▸ Provided records
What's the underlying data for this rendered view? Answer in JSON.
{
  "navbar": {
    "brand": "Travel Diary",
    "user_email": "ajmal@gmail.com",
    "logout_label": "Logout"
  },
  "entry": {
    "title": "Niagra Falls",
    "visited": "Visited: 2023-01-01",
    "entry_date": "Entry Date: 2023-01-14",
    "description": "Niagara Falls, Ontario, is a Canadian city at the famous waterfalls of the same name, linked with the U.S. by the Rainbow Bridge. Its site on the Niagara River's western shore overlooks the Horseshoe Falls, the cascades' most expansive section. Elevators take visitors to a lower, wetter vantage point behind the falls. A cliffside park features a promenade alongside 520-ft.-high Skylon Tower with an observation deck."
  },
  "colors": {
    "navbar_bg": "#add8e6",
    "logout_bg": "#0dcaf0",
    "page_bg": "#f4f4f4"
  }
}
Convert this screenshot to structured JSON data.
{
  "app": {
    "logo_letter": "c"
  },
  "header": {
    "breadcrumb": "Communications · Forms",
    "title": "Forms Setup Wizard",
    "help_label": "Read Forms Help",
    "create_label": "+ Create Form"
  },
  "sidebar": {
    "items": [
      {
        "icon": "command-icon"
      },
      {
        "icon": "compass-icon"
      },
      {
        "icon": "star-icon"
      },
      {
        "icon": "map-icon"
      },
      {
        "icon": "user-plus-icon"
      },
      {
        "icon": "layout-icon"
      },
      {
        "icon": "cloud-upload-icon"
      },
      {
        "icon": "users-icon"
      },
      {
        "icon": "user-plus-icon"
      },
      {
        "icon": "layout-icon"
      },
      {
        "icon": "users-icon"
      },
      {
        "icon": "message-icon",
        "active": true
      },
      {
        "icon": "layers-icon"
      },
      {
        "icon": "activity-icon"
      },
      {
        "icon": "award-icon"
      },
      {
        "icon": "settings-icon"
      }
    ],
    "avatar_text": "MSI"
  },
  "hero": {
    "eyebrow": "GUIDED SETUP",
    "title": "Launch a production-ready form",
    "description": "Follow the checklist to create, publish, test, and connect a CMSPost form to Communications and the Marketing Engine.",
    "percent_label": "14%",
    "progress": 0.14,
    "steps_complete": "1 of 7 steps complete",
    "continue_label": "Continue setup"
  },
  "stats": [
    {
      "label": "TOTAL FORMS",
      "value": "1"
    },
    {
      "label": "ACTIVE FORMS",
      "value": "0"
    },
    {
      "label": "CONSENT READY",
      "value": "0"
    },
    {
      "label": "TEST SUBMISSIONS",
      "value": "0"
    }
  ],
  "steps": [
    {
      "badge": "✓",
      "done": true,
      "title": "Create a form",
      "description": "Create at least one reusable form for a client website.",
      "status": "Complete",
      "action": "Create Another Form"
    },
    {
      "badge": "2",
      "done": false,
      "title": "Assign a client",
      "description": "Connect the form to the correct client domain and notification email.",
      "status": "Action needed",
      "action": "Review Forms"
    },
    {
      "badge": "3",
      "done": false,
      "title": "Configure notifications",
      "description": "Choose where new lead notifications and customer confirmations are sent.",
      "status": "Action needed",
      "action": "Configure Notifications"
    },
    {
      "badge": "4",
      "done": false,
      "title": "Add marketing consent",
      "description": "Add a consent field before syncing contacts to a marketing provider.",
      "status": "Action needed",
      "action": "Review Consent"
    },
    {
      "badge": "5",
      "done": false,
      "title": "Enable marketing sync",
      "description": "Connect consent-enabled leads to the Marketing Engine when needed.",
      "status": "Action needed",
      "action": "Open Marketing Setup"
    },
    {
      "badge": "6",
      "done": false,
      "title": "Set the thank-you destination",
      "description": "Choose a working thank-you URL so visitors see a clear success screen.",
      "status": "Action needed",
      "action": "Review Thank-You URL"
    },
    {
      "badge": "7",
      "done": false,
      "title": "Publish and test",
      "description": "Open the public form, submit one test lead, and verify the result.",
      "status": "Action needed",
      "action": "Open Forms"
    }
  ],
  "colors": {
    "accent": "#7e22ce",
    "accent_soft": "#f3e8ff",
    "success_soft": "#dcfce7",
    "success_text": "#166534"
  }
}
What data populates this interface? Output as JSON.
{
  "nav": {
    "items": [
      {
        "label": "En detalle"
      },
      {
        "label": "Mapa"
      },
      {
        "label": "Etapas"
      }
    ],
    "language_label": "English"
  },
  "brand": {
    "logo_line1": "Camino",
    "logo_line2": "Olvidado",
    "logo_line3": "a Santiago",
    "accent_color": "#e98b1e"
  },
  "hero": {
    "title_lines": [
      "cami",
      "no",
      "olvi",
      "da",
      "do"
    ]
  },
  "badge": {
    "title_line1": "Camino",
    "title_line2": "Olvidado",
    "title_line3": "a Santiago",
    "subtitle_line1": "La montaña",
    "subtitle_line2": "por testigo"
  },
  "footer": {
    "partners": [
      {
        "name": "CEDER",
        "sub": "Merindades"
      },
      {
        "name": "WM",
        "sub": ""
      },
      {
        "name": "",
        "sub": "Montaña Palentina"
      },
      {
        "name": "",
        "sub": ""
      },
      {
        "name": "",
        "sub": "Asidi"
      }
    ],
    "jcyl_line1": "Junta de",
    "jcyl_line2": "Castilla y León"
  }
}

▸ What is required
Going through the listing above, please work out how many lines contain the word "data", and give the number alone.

▸ Task result
3